### YOUR TASK:
Work out how many lines below contain the word "icon", then give that number alone.

[Items from an interface collection]
□ □ □ □
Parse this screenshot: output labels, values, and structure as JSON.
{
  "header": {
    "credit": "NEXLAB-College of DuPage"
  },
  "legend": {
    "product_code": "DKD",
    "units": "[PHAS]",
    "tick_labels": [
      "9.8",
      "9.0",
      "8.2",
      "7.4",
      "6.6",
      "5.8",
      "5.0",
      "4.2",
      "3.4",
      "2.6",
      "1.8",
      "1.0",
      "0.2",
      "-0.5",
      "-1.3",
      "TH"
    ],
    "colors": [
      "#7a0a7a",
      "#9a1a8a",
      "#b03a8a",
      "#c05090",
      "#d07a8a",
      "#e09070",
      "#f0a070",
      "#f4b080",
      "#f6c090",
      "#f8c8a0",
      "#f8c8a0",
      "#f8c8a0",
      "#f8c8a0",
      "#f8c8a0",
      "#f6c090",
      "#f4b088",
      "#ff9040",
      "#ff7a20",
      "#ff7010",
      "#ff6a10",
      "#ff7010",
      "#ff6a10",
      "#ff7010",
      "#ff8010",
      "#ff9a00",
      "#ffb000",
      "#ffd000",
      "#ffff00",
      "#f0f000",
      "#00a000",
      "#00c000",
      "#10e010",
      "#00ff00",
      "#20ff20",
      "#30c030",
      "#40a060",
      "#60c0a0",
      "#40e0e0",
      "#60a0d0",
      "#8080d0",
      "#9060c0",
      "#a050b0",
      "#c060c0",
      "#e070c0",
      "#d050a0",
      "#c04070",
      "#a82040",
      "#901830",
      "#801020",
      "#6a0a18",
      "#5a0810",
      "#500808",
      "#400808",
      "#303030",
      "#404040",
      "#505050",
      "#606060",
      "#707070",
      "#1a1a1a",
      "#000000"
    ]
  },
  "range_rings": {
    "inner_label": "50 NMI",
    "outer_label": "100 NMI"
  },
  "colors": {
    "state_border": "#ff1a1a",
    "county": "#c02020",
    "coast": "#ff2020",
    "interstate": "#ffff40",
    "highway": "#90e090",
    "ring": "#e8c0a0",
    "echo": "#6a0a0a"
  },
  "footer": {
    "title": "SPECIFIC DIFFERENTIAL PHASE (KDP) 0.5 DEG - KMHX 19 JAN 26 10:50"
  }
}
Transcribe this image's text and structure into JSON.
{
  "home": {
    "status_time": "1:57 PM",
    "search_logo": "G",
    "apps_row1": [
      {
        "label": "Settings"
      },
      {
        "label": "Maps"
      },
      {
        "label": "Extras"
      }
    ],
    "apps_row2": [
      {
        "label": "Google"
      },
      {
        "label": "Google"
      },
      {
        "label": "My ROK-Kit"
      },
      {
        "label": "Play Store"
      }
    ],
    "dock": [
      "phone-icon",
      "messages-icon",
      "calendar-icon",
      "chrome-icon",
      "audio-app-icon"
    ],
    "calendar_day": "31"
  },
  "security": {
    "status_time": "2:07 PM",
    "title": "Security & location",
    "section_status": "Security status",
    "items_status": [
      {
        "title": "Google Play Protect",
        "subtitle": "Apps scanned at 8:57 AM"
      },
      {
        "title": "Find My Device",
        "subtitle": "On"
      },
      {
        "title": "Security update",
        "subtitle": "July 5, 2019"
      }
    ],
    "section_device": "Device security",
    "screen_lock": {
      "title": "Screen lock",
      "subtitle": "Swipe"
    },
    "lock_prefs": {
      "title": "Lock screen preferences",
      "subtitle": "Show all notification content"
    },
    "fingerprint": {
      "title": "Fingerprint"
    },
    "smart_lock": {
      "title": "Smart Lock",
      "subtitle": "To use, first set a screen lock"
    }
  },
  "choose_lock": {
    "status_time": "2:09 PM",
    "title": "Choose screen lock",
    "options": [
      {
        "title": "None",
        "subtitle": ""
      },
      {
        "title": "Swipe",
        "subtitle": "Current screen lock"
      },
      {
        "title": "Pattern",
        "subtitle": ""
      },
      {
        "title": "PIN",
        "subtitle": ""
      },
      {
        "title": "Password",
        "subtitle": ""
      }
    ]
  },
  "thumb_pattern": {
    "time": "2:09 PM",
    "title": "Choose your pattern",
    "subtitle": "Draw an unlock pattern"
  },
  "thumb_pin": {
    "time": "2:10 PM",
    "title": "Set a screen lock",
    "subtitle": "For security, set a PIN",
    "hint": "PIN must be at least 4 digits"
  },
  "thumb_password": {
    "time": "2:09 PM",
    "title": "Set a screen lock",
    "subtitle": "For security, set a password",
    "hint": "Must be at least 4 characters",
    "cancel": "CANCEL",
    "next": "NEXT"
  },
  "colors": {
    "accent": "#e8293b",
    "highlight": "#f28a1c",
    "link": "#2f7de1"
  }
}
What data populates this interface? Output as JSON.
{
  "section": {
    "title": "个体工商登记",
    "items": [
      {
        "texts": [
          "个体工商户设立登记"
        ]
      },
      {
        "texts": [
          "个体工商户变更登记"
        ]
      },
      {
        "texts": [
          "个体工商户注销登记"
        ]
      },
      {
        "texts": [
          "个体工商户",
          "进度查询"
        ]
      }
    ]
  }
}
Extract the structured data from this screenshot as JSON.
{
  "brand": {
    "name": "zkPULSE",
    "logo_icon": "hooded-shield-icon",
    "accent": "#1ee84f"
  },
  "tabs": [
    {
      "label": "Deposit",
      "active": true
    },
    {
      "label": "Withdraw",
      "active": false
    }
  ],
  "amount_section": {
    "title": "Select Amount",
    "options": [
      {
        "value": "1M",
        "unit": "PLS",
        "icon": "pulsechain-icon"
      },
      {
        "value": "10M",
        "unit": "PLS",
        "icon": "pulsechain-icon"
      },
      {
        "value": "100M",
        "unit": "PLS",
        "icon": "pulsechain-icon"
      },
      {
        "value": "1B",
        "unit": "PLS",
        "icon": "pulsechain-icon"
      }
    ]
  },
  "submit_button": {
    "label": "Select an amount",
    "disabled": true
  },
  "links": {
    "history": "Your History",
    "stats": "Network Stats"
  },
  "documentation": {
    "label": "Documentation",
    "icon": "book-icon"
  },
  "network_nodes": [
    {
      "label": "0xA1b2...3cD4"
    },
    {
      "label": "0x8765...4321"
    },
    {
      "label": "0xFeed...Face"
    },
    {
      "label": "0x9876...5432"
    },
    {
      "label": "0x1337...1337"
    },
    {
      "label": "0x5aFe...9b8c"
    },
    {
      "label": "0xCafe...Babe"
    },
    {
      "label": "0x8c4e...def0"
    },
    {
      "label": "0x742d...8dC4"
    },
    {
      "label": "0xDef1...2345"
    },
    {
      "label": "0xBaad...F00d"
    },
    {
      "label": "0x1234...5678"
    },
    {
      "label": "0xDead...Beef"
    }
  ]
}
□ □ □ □
### EXERCISE OUTPUT:
11